▶ _ACTION ITEM_
The records that follow are to be given again exactly.

▶ _MATERIAL FOR THE TASK_
-----
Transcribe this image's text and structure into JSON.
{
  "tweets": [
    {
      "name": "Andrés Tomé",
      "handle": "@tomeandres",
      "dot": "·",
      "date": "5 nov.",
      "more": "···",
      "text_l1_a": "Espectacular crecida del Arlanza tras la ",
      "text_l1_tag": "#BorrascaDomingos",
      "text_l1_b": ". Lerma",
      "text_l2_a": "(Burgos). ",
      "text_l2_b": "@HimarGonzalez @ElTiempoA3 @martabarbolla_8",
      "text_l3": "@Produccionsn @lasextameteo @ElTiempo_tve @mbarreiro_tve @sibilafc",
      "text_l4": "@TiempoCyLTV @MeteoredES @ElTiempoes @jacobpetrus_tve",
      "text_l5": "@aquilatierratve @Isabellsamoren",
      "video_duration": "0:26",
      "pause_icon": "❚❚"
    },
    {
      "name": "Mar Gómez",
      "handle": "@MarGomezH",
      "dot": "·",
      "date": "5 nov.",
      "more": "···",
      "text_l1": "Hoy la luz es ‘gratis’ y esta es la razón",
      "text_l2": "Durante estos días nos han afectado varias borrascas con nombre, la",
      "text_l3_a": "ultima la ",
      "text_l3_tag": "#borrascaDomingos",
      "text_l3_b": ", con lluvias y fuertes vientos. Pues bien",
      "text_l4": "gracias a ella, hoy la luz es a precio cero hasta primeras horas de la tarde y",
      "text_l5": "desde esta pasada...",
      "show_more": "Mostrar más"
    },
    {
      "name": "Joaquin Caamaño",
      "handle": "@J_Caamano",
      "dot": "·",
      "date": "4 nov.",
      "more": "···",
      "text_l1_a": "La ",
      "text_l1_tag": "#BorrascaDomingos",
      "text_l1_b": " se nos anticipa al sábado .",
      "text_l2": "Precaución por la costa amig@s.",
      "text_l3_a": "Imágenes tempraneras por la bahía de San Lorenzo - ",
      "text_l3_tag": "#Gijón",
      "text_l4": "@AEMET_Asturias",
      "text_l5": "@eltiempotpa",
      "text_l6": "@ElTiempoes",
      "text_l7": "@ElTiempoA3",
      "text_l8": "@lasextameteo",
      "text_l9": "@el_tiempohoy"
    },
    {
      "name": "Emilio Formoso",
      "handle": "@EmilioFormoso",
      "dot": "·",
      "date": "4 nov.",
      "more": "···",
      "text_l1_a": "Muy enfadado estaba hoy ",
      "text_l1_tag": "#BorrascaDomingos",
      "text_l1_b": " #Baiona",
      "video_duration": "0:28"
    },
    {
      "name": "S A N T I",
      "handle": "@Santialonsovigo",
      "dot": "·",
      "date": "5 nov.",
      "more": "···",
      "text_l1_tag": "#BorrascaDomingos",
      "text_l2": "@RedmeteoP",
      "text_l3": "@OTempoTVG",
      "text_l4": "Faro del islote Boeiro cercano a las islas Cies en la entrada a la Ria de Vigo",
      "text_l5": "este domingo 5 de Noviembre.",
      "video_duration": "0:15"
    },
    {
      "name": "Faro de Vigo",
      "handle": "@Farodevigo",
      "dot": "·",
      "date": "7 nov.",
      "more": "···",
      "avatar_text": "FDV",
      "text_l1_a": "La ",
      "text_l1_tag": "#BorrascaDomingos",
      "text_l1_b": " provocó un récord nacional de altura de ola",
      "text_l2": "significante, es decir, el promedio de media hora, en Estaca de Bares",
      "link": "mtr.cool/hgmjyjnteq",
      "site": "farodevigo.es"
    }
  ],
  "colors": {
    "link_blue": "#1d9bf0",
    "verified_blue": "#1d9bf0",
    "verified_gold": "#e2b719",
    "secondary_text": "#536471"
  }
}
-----
▶ _TASK OUTPUT_
Transcribe this image's text and structure into JSON.
{
  "tweets": [
    {
      "name": "Andrés Tomé",
      "handle": "@tomeandres",
      "dot": "·",
      "date": "5 nov.",
      "more": "···",
      "text_l1_a": "Espectacular crecida del Arlanza tras la ",
      "text_l1_tag": "#BorrascaDomingos",
      "text_l1_b": ". Lerma",
      "text_l2_a": "(Burgos). ",
      "text_l2_b": "@HimarGonzalez @ElTiempoA3 @martabarbolla_8",
      "text_l3": "@Produccionsn @lasextameteo @ElTiempo_tve @mbarreiro_tve @sibilafc",
      "text_l4": "@TiempoCyLTV @MeteoredES @ElTiempoes @jacobpetrus_tve",
      "text_l5": "@aquilatierratve @Isabellsamoren",
      "video_duration": "0:26",
      "pause_icon": "❚❚"
    },
    {
      "name": "Mar Gómez",
      "handle": "@MarGomezH",
      "dot": "·",
      "date": "5 nov.",
      "more": "···",
      "text_l1": "Hoy la luz es ‘gratis’ y esta es la razón",
      "text_l2": "Durante estos días nos han afectado varias borrascas con nombre, la",
      "text_l3_a": "ultima la ",
      "text_l3_tag": "#borrascaDomingos",
      "text_l3_b": ", con lluvias y fuertes vientos. Pues bien",
      "text_l4": "gracias a ella, hoy la luz es a precio cero hasta primeras horas de la tarde y",
      "text_l5": "desde esta pasada...",
      "show_more": "Mostrar más"
    },
    {
      "name": "Joaquin Caamaño",
      "handle": "@J_Caamano",
      "dot": "·",
      "date": "4 nov.",
      "more": "···",
      "text_l1_a": "La ",
      "text_l1_tag": "#BorrascaDomingos",
      "text_l1_b": " se nos anticipa al sábado .",
      "text_l2": "Precaución por la costa amig@s.",
      "text_l3_a": "Imágenes tempraneras por la bahía de San Lorenzo - ",
      "text_l3_tag": "#Gijón",
      "text_l4": "@AEMET_Asturias",
      "text_l5": "@eltiempotpa",
      "text_l6": "@ElTiempoes",
      "text_l7": "@ElTiempoA3",
      "text_l8": "@lasextameteo",
      "text_l9": "@el_tiempohoy"
    },
    {
      "name": "Emilio Formoso",
      "handle": "@EmilioFormoso",
      "dot": "·",
      "date": "4 nov.",
      "more": "···",
      "text_l1_a": "Muy enfadado estaba hoy ",
      "text_l1_tag": "#BorrascaDomingos",
      "text_l1_b": " #Baiona",
      "video_duration": "0:28"
    },
    {
      "name": "S A N T I",
      "handle": "@Santialonsovigo",
      "dot": "·",
      "date": "5 nov.",
      "more": "···",
      "text_l1_tag": "#BorrascaDomingos",
      "text_l2": "@RedmeteoP",
      "text_l3": "@OTempoTVG",
      "text_l4": "Faro del islote Boeiro cercano a las islas Cies en la entrada a la Ria de Vigo",
      "text_l5": "este domingo 5 de Noviembre.",
      "video_duration": "0:15"
    },
    {
      "name": "Faro de Vigo",
      "handle": "@Farodevigo",
      "dot": "·",
      "date": "7 nov.",
      "more": "···",
      "avatar_text": "FDV",
      "text_l1_a": "La ",
      "text_l1_tag": "#BorrascaDomingos",
      "text_l1_b": " provocó un récord nacional de altura de ola",
      "text_l2": "significante, es decir, el promedio de media hora, en Estaca de Bares",
      "link": "mtr.cool/hgmjyjnteq",
      "site": "farodevigo.es"
    }
  ],
  "colors": {
    "link_blue": "#1d9bf0",
    "verified_blue": "#1d9bf0",
    "verified_gold": "#e2b719",
    "secondary_text": "#536471"
  }
}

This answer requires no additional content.